I continued running, much cooler now, and pretty soon was high enough to see down into the beautiful red canyon and across to the other side where I had run the previous day. I ran beneath some high rocky grey cliffs and twisted around some more boulders before climber higher on the escarpment. A trickle of water was coming out of the side of a hill filling a small rock lined pool. I crossed a side canyon that was littered with rocks and boulders that had been washed down in heavy rains.
Shortly after crossing the intersecting Rock Garden Trail, I was close to the top of Fortress Cliff, a prominent rock formation that I could see from my campground of the same name. Eons of geology are revealed in the stratified layers of this flat-topped citadel shaped rock face.
I was under the impression that the trail would continue above the canyon for the entire six miles, but after about three, I started to descend back toward the park road. By this time it started to drizzle which gave way to a full on shower. I reached the park road where I found shelter at the Hackberry Campground. I waited to see if the rain would stop and while I was there a flock of turkeys came strutting through the area. I watched them for a while, but after they left I grew bored of waiting for the rain to stop.
I decided to take the trail that parallels the park road back to my car instead of retracing my steps on the Comanche trail. There was plenty of slick mud in low lying areas and I almost ate it a couple of times. Periodically the rain came down in torrents and sticky mud was balling up on my shoes making them feel three times as heavy.
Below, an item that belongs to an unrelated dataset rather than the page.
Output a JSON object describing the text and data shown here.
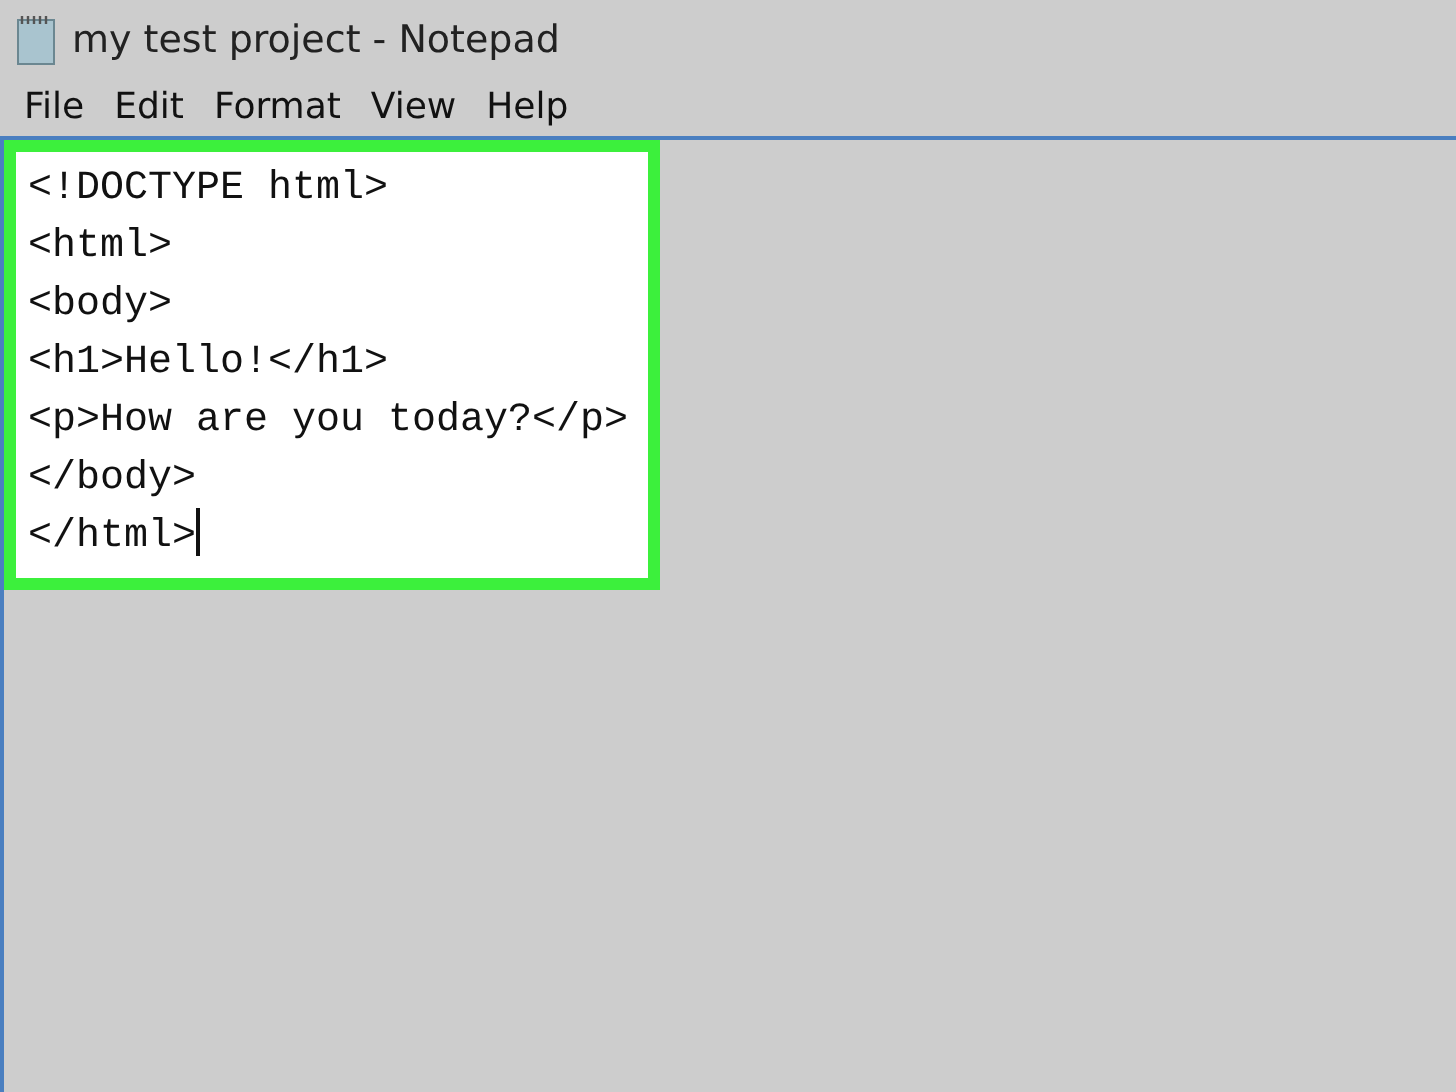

The slippery surface made it difficult to stay upright on a few of the short steep hills and at one point I was running a narrow trail between a cliff and a steep embankment down to the Prairie Dog Town Fork of the Red River. (How's that for a name?) I felt very vulnerable as though I was between Scylla and Charybdis so decided to walk lest I end up in a watery grave.
Needless to say it took forever to get back to my car which was only about three miles away and I felt like a drowned rat by the time I got there. The sky really let loose when I returned so I simply took off my wet muddy shoes, threw them in the parking lot, took off my jacket and jumped in the car. I was starving by this point so made some lunch and ate in the car while listening to raindrops pelt the metal roof. My saving grace was that the camp shower room was across the street so I was able to get a hot shower before returning to my campsite.
The rain finally stopped and I enjoyed a peaceful afternoon in the park resting at my campsite and bird watching.
|Fortress Cliff after the rain.|
The next morning I ran the Rock Garden Trail which climbs 600 feet from the canyon floor all the way to the rim (2.5 miles one-way). Once at the top, I ran a short distance on the Rylander Fortress Cliff trail which was totally flat, but had spectacular views of the canyon below. Be careful if you run this one and be sure to stay on the trail proper as it goes dangerously close to the precipitous cliff edge in spots. Several years ago a tourist fell to his death in a similar spot on the other side of the canyon while taking photographs on the CCC trail.
|Rock Garden Trail|
Despite getting soaked one day, I enjoyed running the trails in Palo Duro Canyon. There are plenty of options for varied skill levels from flat scenic trails to steep climbs with twisty single-track. There’s no shortage of scenery and the Palo Duro Trading Post has tasty burgers just in case you work up an appetite. See you on the trail.
|Official Texas Longhorn Herd|